The Significance of Joseph Smith's "First Vision" in Mormon Thought
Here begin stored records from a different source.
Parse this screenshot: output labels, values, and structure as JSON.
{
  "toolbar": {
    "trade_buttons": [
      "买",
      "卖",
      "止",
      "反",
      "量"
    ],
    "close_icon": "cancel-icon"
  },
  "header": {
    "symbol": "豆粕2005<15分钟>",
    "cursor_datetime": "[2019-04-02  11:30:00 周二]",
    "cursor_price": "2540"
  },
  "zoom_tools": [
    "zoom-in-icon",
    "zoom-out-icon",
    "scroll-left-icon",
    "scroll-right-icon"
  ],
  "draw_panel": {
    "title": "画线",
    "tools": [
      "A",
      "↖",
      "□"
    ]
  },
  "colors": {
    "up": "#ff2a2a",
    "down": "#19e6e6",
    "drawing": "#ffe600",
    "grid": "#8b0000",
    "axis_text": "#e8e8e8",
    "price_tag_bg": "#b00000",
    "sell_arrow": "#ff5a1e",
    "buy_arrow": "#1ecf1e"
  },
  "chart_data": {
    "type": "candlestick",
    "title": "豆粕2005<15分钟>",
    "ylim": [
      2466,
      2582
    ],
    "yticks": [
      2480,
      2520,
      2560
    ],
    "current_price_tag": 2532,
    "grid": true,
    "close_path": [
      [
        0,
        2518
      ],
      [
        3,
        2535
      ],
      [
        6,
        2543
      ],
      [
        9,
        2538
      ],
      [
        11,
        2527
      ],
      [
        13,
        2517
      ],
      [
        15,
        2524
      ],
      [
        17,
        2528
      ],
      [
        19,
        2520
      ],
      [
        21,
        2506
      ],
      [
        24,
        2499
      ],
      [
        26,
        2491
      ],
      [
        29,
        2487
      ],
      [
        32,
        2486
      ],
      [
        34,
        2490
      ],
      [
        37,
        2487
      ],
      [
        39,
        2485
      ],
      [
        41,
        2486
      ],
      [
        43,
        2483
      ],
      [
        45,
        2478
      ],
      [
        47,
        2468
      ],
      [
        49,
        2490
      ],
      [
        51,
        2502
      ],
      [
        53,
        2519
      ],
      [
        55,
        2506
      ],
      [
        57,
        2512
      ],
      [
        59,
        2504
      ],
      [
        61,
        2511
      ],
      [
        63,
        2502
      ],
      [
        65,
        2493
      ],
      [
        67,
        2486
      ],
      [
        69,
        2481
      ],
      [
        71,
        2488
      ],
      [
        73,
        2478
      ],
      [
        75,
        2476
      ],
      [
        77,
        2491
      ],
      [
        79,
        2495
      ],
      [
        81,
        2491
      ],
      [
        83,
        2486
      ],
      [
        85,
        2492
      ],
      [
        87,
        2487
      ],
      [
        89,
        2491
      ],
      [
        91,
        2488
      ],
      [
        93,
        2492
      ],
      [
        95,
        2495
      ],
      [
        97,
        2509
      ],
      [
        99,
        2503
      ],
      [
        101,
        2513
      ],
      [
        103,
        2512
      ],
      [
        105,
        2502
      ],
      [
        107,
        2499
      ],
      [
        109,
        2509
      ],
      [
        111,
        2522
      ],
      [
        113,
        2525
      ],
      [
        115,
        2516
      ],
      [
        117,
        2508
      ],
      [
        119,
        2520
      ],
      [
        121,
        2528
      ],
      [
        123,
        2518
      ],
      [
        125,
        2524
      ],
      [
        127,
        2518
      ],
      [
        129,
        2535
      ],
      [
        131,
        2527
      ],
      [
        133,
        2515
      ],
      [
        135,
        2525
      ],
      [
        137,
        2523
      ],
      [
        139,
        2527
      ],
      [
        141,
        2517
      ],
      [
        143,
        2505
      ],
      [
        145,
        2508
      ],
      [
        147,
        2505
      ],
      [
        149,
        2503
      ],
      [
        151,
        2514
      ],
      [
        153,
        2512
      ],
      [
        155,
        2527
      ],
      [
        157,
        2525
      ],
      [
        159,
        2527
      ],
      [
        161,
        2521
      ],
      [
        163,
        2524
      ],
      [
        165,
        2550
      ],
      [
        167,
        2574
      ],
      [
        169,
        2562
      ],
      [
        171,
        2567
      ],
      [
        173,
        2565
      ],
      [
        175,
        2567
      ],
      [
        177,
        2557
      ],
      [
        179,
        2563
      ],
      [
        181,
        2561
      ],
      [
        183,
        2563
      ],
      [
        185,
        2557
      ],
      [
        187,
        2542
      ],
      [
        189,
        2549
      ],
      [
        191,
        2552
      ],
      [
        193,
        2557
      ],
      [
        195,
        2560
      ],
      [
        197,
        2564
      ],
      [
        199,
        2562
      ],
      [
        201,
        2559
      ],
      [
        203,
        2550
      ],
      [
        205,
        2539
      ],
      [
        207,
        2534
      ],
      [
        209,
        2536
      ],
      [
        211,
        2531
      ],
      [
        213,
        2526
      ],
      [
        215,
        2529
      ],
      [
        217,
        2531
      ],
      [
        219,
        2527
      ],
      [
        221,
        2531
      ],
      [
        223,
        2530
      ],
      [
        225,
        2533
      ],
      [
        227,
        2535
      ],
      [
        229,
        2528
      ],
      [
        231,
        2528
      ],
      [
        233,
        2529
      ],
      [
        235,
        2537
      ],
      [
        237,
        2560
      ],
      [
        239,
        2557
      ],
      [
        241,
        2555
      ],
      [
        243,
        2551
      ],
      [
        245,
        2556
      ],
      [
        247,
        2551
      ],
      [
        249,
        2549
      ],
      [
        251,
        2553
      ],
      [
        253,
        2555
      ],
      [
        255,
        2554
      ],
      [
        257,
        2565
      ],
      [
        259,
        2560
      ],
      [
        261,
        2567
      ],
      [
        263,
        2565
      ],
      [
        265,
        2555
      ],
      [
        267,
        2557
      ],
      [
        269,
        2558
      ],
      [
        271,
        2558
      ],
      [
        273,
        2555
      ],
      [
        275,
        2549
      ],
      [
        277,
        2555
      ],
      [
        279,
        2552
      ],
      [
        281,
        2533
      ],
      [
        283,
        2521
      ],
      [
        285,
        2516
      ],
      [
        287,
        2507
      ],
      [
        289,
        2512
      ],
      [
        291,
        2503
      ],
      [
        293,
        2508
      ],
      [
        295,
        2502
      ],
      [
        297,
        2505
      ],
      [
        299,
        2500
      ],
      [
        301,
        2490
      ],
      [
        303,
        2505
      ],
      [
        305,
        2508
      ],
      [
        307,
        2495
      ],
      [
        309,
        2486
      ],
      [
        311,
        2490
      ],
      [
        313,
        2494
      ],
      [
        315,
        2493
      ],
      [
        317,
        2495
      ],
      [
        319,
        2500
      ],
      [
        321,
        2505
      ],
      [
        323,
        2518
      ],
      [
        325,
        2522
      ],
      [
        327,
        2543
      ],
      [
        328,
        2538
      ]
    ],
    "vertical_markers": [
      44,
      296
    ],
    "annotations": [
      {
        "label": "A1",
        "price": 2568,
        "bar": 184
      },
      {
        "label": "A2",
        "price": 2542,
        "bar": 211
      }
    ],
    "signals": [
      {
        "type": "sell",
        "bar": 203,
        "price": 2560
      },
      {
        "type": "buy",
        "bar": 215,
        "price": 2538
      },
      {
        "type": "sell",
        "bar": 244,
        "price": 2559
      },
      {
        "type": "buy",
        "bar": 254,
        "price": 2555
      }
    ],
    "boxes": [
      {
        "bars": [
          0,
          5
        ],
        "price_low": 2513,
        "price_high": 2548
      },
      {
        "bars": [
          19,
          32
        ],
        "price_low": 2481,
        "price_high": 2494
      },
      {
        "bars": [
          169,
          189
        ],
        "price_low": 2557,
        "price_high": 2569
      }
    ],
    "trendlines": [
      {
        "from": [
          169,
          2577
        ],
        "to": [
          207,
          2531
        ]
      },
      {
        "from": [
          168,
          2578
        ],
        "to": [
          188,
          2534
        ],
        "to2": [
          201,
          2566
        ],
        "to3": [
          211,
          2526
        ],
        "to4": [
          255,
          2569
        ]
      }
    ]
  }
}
THE SIGNIFICANCE OF JOSEPH SMITH'S "FIRST VISION" INMORMON THOUGHT by James B. Allen INCEPTION OF MORMONISM-JOSEPH SMITH'S FIRST VISION. In the year 1838 Joseph Smith began writing his formal History of the Church. The history commenced with the now famous ac- count of what has been termed the "first vision," in which he told of the appearance to him, in 1820, of two heavenly personages. The vision, according to the Mormon prophet, came as a result of his prayerful inquiry concerning which church to join, and in it he was forbidden to join any of them, for all were wrong. While not spe- cifically named in the story, the two personages have been identi- fied by Latter-day Saints as God the Father and His Son Jesus Christ; Joseph Smith indicated that the one said of the other, "This is My Beloved Son, Hear Him!" This singular story has achieved a position of unique importance in the traditions and official doctrines of the Mormon Church. Belief in the vision is one of the fundamentals to which faithful members give assent. Its importance is second only to belief in the divinity of Jesus of Nazareth. The story is an essential part of the first lesson given by Mormon missionaries to prospective converts, and its acceptance is necessary before baptism. The nature and importance of the vision is the subject of frequent sermons by church members in all meetings and by General Authorities of the Church in semi- annual conferences. Not only is belief in the first vision of primary importance to Mormonism, but the story of the vision has what might be termed a number of secondary, although highly important, utilitarian func- tions. Joseph Smith's original purpose in writing the story was ap-